Early in my career I was lucky enough to work with a great mentor and teacher. She assigned projects and just let me do it my way, even if I failed. It was the first time I truly understood about experiential learning.
A Common Misinterpretation
An early training presentations included this big beautiful graph about communication. You’ve probably seen it…….it’s a big pie chart with three percentages: 7-38-55 representing verbal and non-verbal communication. The 7% representing words, 38% representing tone, and 55% body language. From this I explained that we communicate mostly non-verbally since it represented 93% of what we were communicating.
After the workshop, my mentor pulled me aside and asked “Have you ever watched a foreign film?”
“Sure. I’ve watched a few.”
“Have you ever watched without the english subtitles?”
“I tried once but there was no point. If I didn’t know the words I really had no idea what was going on except that maybe someone was happy or sad or angry.”
“Oh. I see. So what you are saying is that the words or the verbal communication IS important.”
The next time we got together she shared with me the original studies that produced those infamous statistics.
It turned out the non-verbal communication elements are particularly important for communicating feelings and attitude, especially when they are incongruent. If our words disagree with our tone or body language, people tend to believe the tone and nonverbal behavior (over the actual words).
The Music in the Message.
Communicating is like a symphony. The words we choose, our body language, our tone and pace, the context of the situation, our expectations, the other person’s expectations, all of these are different instruments of a symphony.
We need all of the instruments to hear the real music – the real message.
To connect with others we need to be able to recognize all of the instruments that are being played. We need to recognize that we ourselves are carrying with us several hidden instruments (biases, values, expectations.) We also need to recognize the other person is carrying similar instruments.
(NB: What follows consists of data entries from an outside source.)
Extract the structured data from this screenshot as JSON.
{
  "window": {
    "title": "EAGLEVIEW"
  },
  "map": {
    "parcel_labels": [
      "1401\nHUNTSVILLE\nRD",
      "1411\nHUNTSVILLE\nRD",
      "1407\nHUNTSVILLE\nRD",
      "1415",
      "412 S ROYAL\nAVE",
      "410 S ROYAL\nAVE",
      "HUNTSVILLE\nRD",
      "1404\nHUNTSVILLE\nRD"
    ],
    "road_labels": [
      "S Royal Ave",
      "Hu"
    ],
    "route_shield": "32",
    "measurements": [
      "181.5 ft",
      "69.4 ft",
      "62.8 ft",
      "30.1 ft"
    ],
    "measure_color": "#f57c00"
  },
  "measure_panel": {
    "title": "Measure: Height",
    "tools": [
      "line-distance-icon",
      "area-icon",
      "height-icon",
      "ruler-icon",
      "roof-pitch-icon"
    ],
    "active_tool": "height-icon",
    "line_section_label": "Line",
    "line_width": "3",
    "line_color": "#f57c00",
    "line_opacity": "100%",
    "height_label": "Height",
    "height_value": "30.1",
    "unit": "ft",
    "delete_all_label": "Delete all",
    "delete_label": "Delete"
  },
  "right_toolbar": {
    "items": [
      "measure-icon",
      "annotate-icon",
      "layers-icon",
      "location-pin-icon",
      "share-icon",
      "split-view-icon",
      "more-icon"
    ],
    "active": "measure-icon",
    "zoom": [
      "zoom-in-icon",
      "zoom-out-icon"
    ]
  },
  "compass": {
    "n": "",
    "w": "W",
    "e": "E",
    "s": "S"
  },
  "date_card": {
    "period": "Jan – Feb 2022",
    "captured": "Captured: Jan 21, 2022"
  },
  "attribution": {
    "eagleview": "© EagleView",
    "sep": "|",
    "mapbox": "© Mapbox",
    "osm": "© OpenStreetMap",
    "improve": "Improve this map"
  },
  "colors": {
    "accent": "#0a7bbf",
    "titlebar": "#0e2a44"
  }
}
Why? If we don’t know what instruments are in the symphony, how can we know when something is out of tune?
When something is out of tune (my body language does not match my words) you recognize the incongruence and look at the nonverbal clues to determine the true meaning. You can’t ignore the words, but you may need to dig a bit deeper and isolate an instrument to hear it more clearly and determine what I’m really trying to tell you.
Whether you recognize it or not, the message begins with you.
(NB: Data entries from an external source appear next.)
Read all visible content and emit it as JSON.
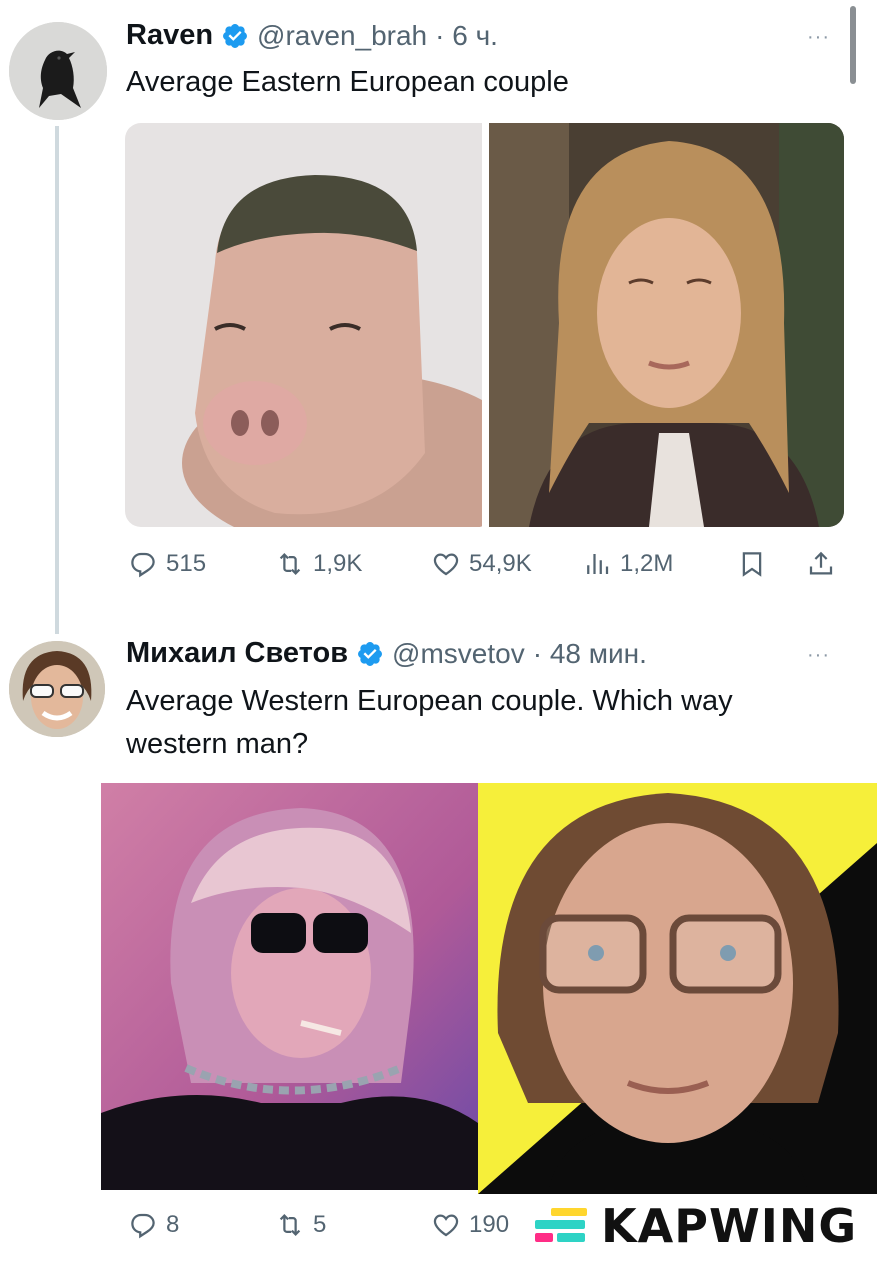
{
  "tweet1": {
    "name": "Raven",
    "handle": "@raven_brah",
    "time": "· 6 ч.",
    "text": "Average Eastern European couple",
    "more": "···",
    "stats": {
      "replies": "515",
      "retweets": "1,9K",
      "likes": "54,9K",
      "views": "1,2M"
    },
    "images": [
      "pig-with-haircut-photo",
      "woman-portrait-photo"
    ]
  },
  "tweet2": {
    "name": "Михаил Светов",
    "handle": "@msvetov",
    "time": "· 48 мин.",
    "text": "Average Western European couple. Which way western man?",
    "more": "···",
    "stats": {
      "replies": "8",
      "retweets": "5",
      "likes": "190"
    },
    "images": [
      "person-with-sunglasses-photo",
      "man-with-glasses-photo"
    ]
  },
  "watermark": {
    "text": "KAPWING"
  },
  "colors": {
    "verified": "#1d9bf0",
    "muted": "#536471",
    "thread_line": "#cfd9de",
    "kapwing_pink": "#ff2d86",
    "kapwing_teal": "#2ed3c5",
    "kapwing_yellow": "#ffd62e"
  },
  "icons": [
    "reply-icon",
    "retweet-icon",
    "like-icon",
    "views-icon",
    "bookmark-icon",
    "share-icon",
    "verified-badge-icon"
  ]
}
I invite you to think about one thing that you could change about yourself. One thing that is an obstacle for you – that is keeping you from connecting to others. This could be doing more of something, less of something, stop doing or start doing something.
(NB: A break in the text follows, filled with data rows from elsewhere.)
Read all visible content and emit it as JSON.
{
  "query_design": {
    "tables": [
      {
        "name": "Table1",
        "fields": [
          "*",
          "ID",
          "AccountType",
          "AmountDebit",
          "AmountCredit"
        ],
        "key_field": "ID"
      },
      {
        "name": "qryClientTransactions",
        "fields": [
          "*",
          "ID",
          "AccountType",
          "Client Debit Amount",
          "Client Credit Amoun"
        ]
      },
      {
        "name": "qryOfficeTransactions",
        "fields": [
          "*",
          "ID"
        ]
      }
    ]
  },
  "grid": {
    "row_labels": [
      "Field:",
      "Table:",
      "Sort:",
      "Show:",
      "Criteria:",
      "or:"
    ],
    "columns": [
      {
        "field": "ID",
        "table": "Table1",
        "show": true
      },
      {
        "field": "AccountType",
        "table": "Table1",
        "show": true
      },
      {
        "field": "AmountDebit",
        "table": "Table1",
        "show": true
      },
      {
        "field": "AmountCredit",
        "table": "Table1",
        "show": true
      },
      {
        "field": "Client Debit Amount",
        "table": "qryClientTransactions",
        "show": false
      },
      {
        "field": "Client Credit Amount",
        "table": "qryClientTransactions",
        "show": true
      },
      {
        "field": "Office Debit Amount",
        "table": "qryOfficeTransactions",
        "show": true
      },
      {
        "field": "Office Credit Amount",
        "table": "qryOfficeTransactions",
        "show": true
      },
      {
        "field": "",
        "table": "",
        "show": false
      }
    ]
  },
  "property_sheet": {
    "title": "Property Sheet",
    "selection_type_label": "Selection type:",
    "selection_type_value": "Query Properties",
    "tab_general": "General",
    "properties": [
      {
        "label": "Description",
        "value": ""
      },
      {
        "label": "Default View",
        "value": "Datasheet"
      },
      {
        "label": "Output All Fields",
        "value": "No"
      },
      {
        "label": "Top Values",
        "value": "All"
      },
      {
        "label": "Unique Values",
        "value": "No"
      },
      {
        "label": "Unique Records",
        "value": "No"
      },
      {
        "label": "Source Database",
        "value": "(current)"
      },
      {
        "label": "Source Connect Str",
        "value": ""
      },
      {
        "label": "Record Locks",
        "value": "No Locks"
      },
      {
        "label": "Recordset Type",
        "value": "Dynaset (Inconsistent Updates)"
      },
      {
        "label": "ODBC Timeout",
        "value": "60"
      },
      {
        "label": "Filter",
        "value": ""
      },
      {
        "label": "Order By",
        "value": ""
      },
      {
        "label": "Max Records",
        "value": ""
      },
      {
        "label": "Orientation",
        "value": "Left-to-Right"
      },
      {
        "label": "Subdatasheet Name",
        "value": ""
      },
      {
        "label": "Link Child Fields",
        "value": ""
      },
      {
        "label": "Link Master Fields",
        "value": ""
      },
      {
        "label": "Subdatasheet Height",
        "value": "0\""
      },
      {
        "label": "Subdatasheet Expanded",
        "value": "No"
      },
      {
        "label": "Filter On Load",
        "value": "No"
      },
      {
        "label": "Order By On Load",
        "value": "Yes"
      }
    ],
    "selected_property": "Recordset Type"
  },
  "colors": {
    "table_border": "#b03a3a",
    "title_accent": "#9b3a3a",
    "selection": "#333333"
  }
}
Even as experienced leaders we all have blind spots and skeletons in our closets.
YOU can choose to let those things keep you from connecting, from becoming an influential leader – or you can take one step today toward becoming an exceptional communicator and connector.
With your very next conversation I hope that you’ll begin to become more aware that the message begins with you.